There’s a wiki article that attempts to consolidate and explain a lot of the information found on the forums about the current status of various things at Gentoo. If you haven’t yet, take a look at it and contribute.
For those of you whom haven’t subscribed to the gentoo-nfp mailing list, Alec Warner (aka antarus) just sent an informative email that explains a little more about what is going on with the foundation status. He also requests for suggestions on how to proceed regarding the foundation status. There are a number of folks working on this issue; this thread is an attempt to move conversations off of gentoo-core (internal only) and onto gentoo-ftp (a more public list).
I just saw that Daniel posted an offer to help Gentoo in it’s time of need. I really hope that the trustees and council agree and choose to help.

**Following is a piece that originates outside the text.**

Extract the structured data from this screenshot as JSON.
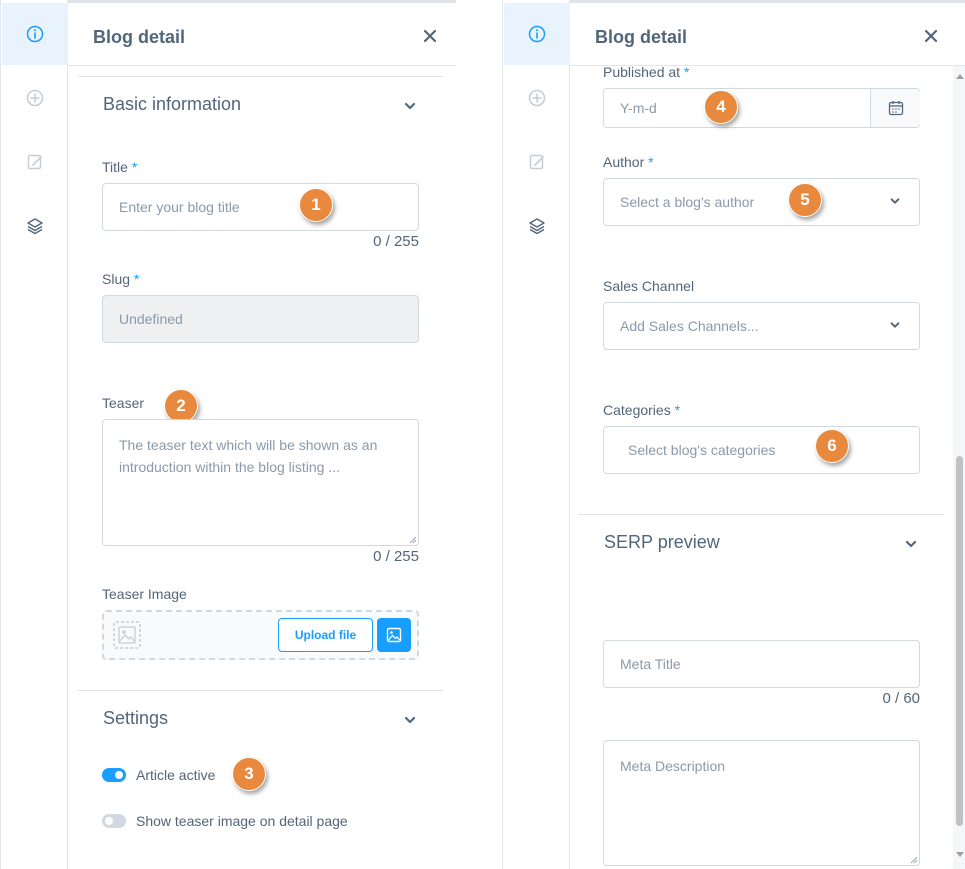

Finally, some news on the dev list about the GWN. You need to read through quite a few posts to get the whole story. Wolf31o2 sparked the conversation with a rather grim update on the GWN status and why he hasn’t put any time into the GWN lately. The GWN is currently in a permanent state of hiatus. I have nointentions on spending another minute working on the GWN. While many,many improvements have been made in the processes for getting theautomated data, getting articles has been pulling teeth, at best.
This is more or less a follow-up to my previous blog post Good ole Gentoo. Where art thou? Anyone can just complain about the status of things, so I thought I would provide a little help with finding out more about Gentoo and what’s going on with the distro. So, you’re a long time Gentoo user getting tired of the old stale web page that shows a 2 month old GWN as the latest news.
I remember when I first started using Gentoo (back in the Gentoo 1.4 days), the community activity was just amazing. Each and every day or week, there was always something new and exciting going on in the Gentoo community. I looked forward to the GWN (Gentoo Weekly Newsletter) coming out each week, so I could try to catch up on what I might have missed or not even realized was happening.
Looks like Josh Saddler (aka nightmorph) has released his own kernel package called, strangely enough, night-sources. :) It’s a very minimalist kernel source intended for x86_64 users to provide support for the new uvesafb from spock.
_Wow! I guess I created this post quite a while ago, but I never did publish it. It’s old, but still pretty relevant. Here ya go … _ Gentoo seems to be one of the most controversial Linux distributions out there. It seems, people either completely hate it or love it. Not much middle of the road in Gentoo land. This was brought to my attention again after reading a couple articles that I ended up coming across on Digg.
I finally hope to start using this blog. At the very least, I want to start putting Linux tips and tricks in here. Most will probably be from the Gentoo Weekly Newsletter, while others may be original. :)